» AIM OF THE TASK:
Nothing in the data may be altered; copy it all exactly.

======== INPUT DATA ========

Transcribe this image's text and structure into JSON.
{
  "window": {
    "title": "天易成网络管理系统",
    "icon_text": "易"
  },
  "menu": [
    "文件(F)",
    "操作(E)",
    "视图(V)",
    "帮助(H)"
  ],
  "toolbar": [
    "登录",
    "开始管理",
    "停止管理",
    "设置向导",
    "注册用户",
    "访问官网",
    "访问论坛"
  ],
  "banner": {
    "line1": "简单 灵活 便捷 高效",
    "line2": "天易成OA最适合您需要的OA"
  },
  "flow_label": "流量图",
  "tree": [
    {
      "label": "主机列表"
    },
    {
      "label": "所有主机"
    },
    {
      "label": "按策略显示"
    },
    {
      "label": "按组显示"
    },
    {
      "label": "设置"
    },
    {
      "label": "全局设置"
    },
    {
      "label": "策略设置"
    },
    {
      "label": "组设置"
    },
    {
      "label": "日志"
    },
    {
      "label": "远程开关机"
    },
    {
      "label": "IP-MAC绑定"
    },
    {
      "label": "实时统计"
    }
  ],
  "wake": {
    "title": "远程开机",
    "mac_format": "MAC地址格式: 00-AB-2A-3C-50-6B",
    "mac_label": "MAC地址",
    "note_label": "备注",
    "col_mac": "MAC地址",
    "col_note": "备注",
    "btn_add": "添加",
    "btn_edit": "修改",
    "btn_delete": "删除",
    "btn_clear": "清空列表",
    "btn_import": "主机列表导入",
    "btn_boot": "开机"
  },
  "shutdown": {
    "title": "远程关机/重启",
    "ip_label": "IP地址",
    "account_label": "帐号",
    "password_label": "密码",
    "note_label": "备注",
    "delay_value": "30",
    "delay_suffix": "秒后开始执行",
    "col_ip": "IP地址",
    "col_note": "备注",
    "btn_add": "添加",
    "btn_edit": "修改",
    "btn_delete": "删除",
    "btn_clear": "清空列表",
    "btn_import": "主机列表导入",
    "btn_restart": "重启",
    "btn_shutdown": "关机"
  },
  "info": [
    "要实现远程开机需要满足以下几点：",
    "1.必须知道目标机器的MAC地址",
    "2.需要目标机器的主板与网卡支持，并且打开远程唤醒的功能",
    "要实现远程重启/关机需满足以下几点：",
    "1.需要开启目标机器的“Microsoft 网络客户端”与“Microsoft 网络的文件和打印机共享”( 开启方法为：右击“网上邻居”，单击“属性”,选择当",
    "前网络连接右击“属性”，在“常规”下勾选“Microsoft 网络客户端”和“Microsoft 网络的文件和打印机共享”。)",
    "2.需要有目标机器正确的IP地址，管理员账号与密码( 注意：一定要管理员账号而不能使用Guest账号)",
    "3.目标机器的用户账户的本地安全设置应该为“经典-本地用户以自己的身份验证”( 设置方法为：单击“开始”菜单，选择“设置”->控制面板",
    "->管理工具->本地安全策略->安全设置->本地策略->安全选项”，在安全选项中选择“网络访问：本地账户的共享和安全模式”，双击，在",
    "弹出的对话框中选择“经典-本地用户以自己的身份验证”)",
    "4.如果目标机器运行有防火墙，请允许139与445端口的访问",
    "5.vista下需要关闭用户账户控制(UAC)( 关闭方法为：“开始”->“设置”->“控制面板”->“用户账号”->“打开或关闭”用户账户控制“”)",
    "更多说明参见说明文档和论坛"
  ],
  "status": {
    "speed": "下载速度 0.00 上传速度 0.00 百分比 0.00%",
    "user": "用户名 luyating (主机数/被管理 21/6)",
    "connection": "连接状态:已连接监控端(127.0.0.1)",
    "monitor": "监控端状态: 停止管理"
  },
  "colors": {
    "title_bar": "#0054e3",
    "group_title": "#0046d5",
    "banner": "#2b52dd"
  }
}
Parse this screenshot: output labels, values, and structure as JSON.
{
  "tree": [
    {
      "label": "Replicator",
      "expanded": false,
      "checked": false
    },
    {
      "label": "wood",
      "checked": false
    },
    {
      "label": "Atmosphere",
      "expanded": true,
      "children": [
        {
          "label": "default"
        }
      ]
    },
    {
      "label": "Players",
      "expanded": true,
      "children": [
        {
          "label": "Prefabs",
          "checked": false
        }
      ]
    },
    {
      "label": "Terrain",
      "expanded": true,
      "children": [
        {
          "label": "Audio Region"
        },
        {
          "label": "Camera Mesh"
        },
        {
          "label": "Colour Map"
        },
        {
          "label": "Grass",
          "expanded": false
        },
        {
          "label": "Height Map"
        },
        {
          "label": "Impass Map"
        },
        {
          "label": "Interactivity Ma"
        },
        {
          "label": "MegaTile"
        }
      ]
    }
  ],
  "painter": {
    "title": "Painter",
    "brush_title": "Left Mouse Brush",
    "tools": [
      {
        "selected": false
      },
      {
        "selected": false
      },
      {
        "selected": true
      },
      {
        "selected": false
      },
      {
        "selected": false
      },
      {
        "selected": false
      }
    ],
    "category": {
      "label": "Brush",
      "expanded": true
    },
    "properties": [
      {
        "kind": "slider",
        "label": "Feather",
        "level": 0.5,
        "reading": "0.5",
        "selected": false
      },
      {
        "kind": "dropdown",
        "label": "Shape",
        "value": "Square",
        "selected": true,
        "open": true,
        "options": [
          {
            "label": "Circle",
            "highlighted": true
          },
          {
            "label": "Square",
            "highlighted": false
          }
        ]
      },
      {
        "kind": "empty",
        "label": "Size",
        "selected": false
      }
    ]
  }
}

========

» ANSWER FOR THIS EXERCISE:
Transcribe this image's text and structure into JSON.
{
  "window": {
    "title": "天易成网络管理系统",
    "icon_text": "易"
  },
  "menu": [
    "文件(F)",
    "操作(E)",
    "视图(V)",
    "帮助(H)"
  ],
  "toolbar": [
    "登录",
    "开始管理",
    "停止管理",
    "设置向导",
    "注册用户",
    "访问官网",
    "访问论坛"
  ],
  "banner": {
    "line1": "简单 灵活 便捷 高效",
    "line2": "天易成OA最适合您需要的OA"
  },
  "flow_label": "流量图",
  "tree": [
    {
      "label": "主机列表"
    },
    {
      "label": "所有主机"
    },
    {
      "label": "按策略显示"
    },
    {
      "label": "按组显示"
    },
    {
      "label": "设置"
    },
    {
      "label": "全局设置"
    },
    {
      "label": "策略设置"
    },
    {
      "label": "组设置"
    },
    {
      "label": "日志"
    },
    {
      "label": "远程开关机"
    },
    {
      "label": "IP-MAC绑定"
    },
    {
      "label": "实时统计"
    }
  ],
  "wake": {
    "title": "远程开机",
    "mac_format": "MAC地址格式: 00-AB-2A-3C-50-6B",
    "mac_label": "MAC地址",
    "note_label": "备注",
    "col_mac": "MAC地址",
    "col_note": "备注",
    "btn_add": "添加",
    "btn_edit": "修改",
    "btn_delete": "删除",
    "btn_clear": "清空列表",
    "btn_import": "主机列表导入",
    "btn_boot": "开机"
  },
  "shutdown": {
    "title": "远程关机/重启",
    "ip_label": "IP地址",
    "account_label": "帐号",
    "password_label": "密码",
    "note_label": "备注",
    "delay_value": "30",
    "delay_suffix": "秒后开始执行",
    "col_ip": "IP地址",
    "col_note": "备注",
    "btn_add": "添加",
    "btn_edit": "修改",
    "btn_delete": "删除",
    "btn_clear": "清空列表",
    "btn_import": "主机列表导入",
    "btn_restart": "重启",
    "btn_shutdown": "关机"
  },
  "info": [
    "要实现远程开机需要满足以下几点：",
    "1.必须知道目标机器的MAC地址",
    "2.需要目标机器的主板与网卡支持，并且打开远程唤醒的功能",
    "要实现远程重启/关机需满足以下几点：",
    "1.需要开启目标机器的“Microsoft 网络客户端”与“Microsoft 网络的文件和打印机共享”( 开启方法为：右击“网上邻居”，单击“属性”,选择当",
    "前网络连接右击“属性”，在“常规”下勾选“Microsoft 网络客户端”和“Microsoft 网络的文件和打印机共享”。)",
    "2.需要有目标机器正确的IP地址，管理员账号与密码( 注意：一定要管理员账号而不能使用Guest账号)",
    "3.目标机器的用户账户的本地安全设置应该为“经典-本地用户以自己的身份验证”( 设置方法为：单击“开始”菜单，选择“设置”->控制面板",
    "->管理工具->本地安全策略->安全设置->本地策略->安全选项”，在安全选项中选择“网络访问：本地账户的共享和安全模式”，双击，在",
    "弹出的对话框中选择“经典-本地用户以自己的身份验证”)",
    "4.如果目标机器运行有防火墙，请允许139与445端口的访问",
    "5.vista下需要关闭用户账户控制(UAC)( 关闭方法为：“开始”->“设置”->“控制面板”->“用户账号”->“打开或关闭”用户账户控制“”)",
    "更多说明参见说明文档和论坛"
  ],
  "status": {
    "speed": "下载速度 0.00 上传速度 0.00 百分比 0.00%",
    "user": "用户名 luyating (主机数/被管理 21/6)",
    "connection": "连接状态:已连接监控端(127.0.0.1)",
    "monitor": "监控端状态: 停止管理"
  },
  "colors": {
    "title_bar": "#0054e3",
    "group_title": "#0046d5",
    "banner": "#2b52dd"
  }
}
Parse this screenshot: output labels, values, and structure as JSON.
{
  "tree": [
    {
      "label": "Replicator",
      "expanded": false,
      "checked": false
    },
    {
      "label": "wood",
      "checked": false
    },
    {
      "label": "Atmosphere",
      "expanded": true,
      "children": [
        {
          "label": "default"
        }
      ]
    },
    {
      "label": "Players",
      "expanded": true,
      "children": [
        {
          "label": "Prefabs",
          "checked": false
        }
      ]
    },
    {
      "label": "Terrain",
      "expanded": true,
      "children": [
        {
          "label": "Audio Region"
        },
        {
          "label": "Camera Mesh"
        },
        {
          "label": "Colour Map"
        },
        {
          "label": "Grass",
          "expanded": false
        },
        {
          "label": "Height Map"
        },
        {
          "label": "Impass Map"
        },
        {
          "label": "Interactivity Ma"
        },
        {
          "label": "MegaTile"
        }
      ]
    }
  ],
  "painter": {
    "title": "Painter",
    "brush_title": "Left Mouse Brush",
    "tools": [
      {
        "selected": false
      },
      {
        "selected": false
      },
      {
        "selected": true
      },
      {
        "selected": false
      },
      {
        "selected": false
      },
      {
        "selected": false
      }
    ],
    "category": {
      "label": "Brush",
      "expanded": true
    },
    "properties": [
      {
        "kind": "slider",
        "label": "Feather",
        "level": 0.5,
        "reading": "0.5",
        "selected": false
      },
      {
        "kind": "dropdown",
        "label": "Shape",
        "value": "Square",
        "selected": true,
        "open": true,
        "options": [
          {
            "label": "Circle",
            "highlighted": true
          },
          {
            "label": "Square",
            "highlighted": false
          }
        ]
      },
      {
        "kind": "empty",
        "label": "Size",
        "selected": false
      }
    ]
  }
}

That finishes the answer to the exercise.